Just over a year ago, Richard Johnstone took over as course manager at Nairn Dunbar. He had been at the club for 15 years working his way up the ladder from Greenkeeper to Course Manager, and rather than settling into his new role, he got cracking on with ringing the changes.
Spring is a busy time of year. What do you have planned?
“Spring can be quite cold with us in the North of Scotland until about May time. We have just applied some moss killer, then after 10 day to 3 weeks we’re going to verti-cut the greens to remove the moss. When the ground temperatures rise, we will be over-seeding our greens with fescue seed and finish off with a light top-dressing to provide the ideal germination conditions”
Is this part of a long-term plan?
“Yes. We’re trying to restore the natural links characteristics of the course. We’re trying to firm up the surfaces on the greens, aprons, tees and fairways while promoting bents, fescues and other fine grasses throughout the course. It is a five-year plan to restore the course’s links characteristics by removing some of the gorse and trees that currently hide the natural dune habitats and encourage the finer grasses to flourish.”
That sounds like an ambitious plan.
“It is. We’re looking for a species composition change in our surfaces. When I first took over, I was told the greens profile wouldn’t allow fescues to establish. Now that we have applied 220 tonnes of Hugh King sand to our greens in the last 12 months to dilute the thatch, the soil profile is a lot better and is now capable of taking fescues which will allow us to improve the sward composition.”
How important is firming up surfaces to the overall project?
“It’s a very big part of the project. We want to give the golfers the links course they came to play. We want the greens to be firm and true, and we have spent a lot of time on the approaches making sure we get a lot of sand into these surfaces so that balls chase on as you would see on Open Championship venues, rather than landing and stopping short of the green.”
When did you start using Hugh King sand?
“The decision was made when I took over just over a year ago. The last load of sand from the previous supplier had large stones in it and caused about £2,000 worth of damage to our top spreader. We were also paying for wet sand which wasn’t going in great and we struggled to get it into the canopy without it lying on the surface for days. So the decision was made for me to find a new supplier”
Why go for Hugh King’s Washed Dune sand?
“We wanted to find a sand with particle sizes that would be compatible with the sandy loam beneath our greens and help dilute the thatch layer. The Washed Dune sand was perfect and it arrives really dry, so when we put it out, it goes on as a very fine dust – 10 tonnes every 10 days. We either brush, use vibrating rollers or a drag-mat to get the sand into the canopy.”
You applied 220 tonnes of Washed Dune sand last year. Do you plan to apply the same amount this year?
“A large reduction in fertiliser last year has allowed me to budget for this, so as much as we can. We have a thatch issue in the profile beneath our greens so I am trying to combat that as quickly as I can without upsetting the members – combined with pencil tining, light and often is the way to go.”
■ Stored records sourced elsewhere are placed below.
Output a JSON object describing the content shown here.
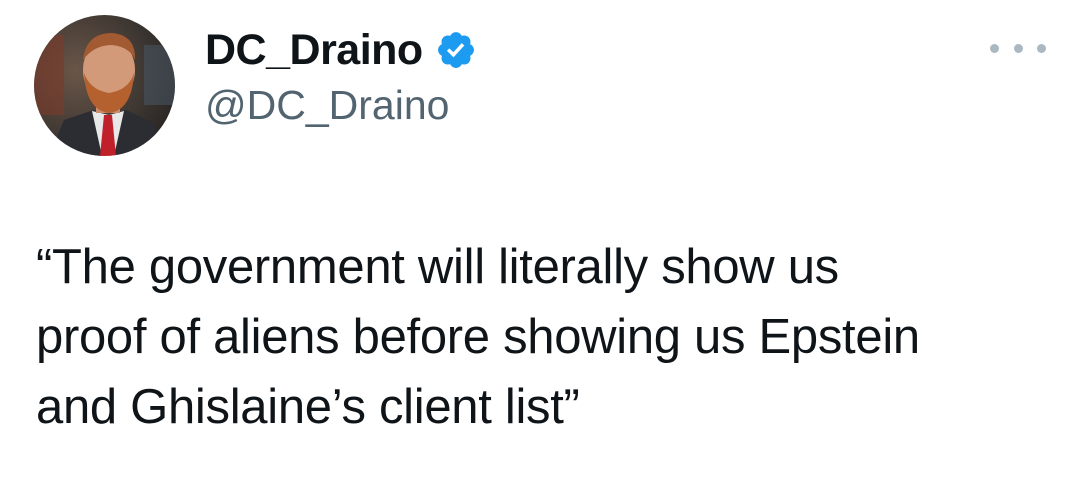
{
  "author": {
    "display_name": "DC_Draino",
    "handle": "@DC_Draino",
    "verified": true,
    "verified_color": "#1d9bf0"
  },
  "icons": {
    "verified": "verified-badge-icon",
    "more": "more-options-icon"
  },
  "tweet": {
    "text_lines": [
      "“The government will literally show us",
      "proof of aliens before showing us Epstein",
      "and Ghislaine’s client list”"
    ]
  }
}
What impact has the sand made?
“There are fewer pitch marks on the greens. Rather than the balls plugging in greens, they’re now sciffing and chasing forward. You can hear the difference when the ball hits the surface – you now hear a thud rather than it hitting the ground and settling not far from it’s pitchmark. I had spoken to a few course managers before starting the project and they said that sand and aeration would be key. If the greens are soft and holding onto water in the top 2 inches, getting as much sand as possible into the profile will make a big difference. So I took their advice, and it has worked.”
What is your assessment of Hugh King’s Washed Dune sand?
“It is a fantastic sand. We use the Washed Dune sand for our greens. When you apply it, the sand disappears into the canopy very easily which helps when we’re cutting because it doesn’t blunt the cutting units. We normally allow 15 minutes before going over it with the vibrating rollers, which vibrate the sand into the canopy while giving the surface a roll. Our members could be playing on the greens almost instantly and they would never know sand has just been applied.”
And have the members noticed a difference?
“The members like what we have achieved so far. Some of the “older members” were sceptical about the restoration project but once we unveiled some natural dune systems with views out to sea and with the help of my course maintenance blog they now understand what hope to achieve over the next 5 years. It’s nice to hear the positive comments from the members – they have noticed a big difference to the course in the last year.”